Ever wonder what would happen if you overproofed your dough and went ahead and baked it anyway? Read on!
Given the above, you might wonder if I should even count this as an “entry” in the BBA Challenge. I admit, it is questionable. I am, however, not above posting on my mistakes, and in the name of baking, I press ahead!
Actually, it didn’t start off all that badly. This is the first time I had worked with a pate fermentee, though I can’t say it’s that hard (especially when you have a stand mixer). Like many other breads in The Bread Baker’s Apprentice, it’s just that a little forethought is necessary.
I had always wondered how what is essentially a “mini-dough” is worked into newly added water, flour, and yeast. Turns out, you cut it up into ten smaller pieces. Leave out to take off the chill from their night in the refrigerator…
And they even start to plump up a little!
While I have fallen off taking pictures of dough in the stand mixer, now that I’m using pate fermentee I made sure to get a few shots. Funny to see a few pieces of dough thrown in with flour, salt and yeast. Seems to be about 50% old dough and 50% new ingredients.

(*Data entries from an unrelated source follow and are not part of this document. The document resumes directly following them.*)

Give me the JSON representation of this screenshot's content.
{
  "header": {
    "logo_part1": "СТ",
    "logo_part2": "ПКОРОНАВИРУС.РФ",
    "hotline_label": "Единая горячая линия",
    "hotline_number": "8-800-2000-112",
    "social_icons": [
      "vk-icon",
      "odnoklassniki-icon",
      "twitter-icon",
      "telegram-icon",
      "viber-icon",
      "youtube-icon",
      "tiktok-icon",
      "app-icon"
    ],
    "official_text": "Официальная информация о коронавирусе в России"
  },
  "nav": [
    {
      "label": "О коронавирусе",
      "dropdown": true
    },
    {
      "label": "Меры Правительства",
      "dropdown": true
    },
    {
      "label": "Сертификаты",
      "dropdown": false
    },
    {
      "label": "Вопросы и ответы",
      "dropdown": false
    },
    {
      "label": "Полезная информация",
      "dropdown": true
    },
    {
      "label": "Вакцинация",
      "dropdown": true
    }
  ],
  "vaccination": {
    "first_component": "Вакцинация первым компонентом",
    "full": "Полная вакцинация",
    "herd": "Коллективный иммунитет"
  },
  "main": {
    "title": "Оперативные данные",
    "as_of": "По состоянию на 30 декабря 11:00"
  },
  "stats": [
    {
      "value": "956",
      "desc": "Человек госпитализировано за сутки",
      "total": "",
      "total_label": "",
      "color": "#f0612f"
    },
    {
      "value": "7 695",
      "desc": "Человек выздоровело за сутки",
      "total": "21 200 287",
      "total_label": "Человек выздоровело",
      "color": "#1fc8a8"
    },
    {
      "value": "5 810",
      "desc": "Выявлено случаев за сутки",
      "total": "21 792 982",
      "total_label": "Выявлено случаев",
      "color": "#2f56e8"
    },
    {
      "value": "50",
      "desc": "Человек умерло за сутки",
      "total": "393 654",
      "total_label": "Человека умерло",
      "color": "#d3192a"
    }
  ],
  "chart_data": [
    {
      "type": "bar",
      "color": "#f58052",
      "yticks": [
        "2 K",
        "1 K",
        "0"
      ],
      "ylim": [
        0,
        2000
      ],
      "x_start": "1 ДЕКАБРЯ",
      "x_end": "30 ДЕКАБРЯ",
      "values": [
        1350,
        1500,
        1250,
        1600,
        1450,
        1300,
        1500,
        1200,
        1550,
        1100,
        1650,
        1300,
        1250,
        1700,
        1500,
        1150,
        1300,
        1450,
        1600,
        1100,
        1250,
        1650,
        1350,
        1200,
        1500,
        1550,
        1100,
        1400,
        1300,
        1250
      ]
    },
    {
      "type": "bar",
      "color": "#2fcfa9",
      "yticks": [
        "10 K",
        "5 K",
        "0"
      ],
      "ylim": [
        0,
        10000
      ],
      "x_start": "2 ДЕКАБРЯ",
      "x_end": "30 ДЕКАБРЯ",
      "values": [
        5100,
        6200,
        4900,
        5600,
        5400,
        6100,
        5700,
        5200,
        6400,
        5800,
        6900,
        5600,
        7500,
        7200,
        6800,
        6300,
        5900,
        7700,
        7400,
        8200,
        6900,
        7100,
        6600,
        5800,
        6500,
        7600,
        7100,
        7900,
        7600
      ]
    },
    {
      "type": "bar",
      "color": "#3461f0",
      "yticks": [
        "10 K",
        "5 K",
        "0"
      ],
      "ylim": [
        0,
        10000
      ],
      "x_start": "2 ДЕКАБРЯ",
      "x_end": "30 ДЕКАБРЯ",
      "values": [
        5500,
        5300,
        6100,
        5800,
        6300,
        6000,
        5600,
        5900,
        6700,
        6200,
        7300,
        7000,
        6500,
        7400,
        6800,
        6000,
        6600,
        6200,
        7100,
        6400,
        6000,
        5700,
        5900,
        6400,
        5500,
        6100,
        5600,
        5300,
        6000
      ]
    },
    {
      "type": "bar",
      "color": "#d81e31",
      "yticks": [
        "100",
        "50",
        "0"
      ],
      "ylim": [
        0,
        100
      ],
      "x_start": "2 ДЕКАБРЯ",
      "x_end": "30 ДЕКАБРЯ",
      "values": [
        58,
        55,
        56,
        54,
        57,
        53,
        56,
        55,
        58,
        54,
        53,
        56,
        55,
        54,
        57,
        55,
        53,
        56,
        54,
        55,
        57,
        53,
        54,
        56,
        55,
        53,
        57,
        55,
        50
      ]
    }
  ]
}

Same old drill: set the dough aside to rise.
Then shape for a second rise. (Interestingly, if I remember correctly, Julia Child’s recipe calls for three rises. In a way this does as well, via the use of the pate fermentee). My loaves are rising in a french bread shaper I got at a great sale at Bridge Kitchenware (otherwise I might not have bought such a special-purpose item!)
Sadly, here’s where it all went wrong. I suddenly had to go into work for about 8 hours (yes, just another relaxing Saturday afternoon for this lawyer–and I note this post dates back two weeks so it was early November, not Thanksgiving weekend, when this debacle occured; though I did have to work part of Thanksgiving weekend too–boo hoo). As I rushed out the door I failed to tell my mother-in-law, who was visiting, what was going on with the French Bread (as she would have happily taken over had she only known). This was about 2 o’clock.
At about 8pm I called home to let everyone know I’d be another hour or so. My husband then said, “my mom wants to know if she is supposed to do something with the bread.” “What do you mean?” “Like, should it go in the oven?” Uh-oh. Can we say “over-proofed dough”? But–why not see what happens? Remembering that the recipe had lots of instructions on preparing the oven for hearth baking, spritzing and misting, etc. etc. I wanted to simplify things so I said “sure, just tell your mom to stick it in at whatever temperature it says in the cookbook.” I did NOT explain that the shapers were actually just that, and that the loaves should be removed to a separate pan. However, my mother-in-law, noting that the loaves had probably swelled out of all proportion to what is a normal looking baguette, did place the shaper with loaves on a second pan. Frankly, considering what that bread must have looked like, I am amazed she managed to transport it anywhere without total disintegration. (The shaper pan is fine, by the way–we weren’t talking about a straw-woven banneton here!)
We didn’t get a photo of the loaves pre-baking, but here they are afterwards. When I was deciding whether or not I could even post about this, my mother-in-law suggested I at least show what happens if you let it rise too long. And why not? Especially as it’s worth noting that, while these are not your most attractive baguettes, it was generally agreed that the bread was quite delicious. Must have been all that extra flavor generated over the long rise!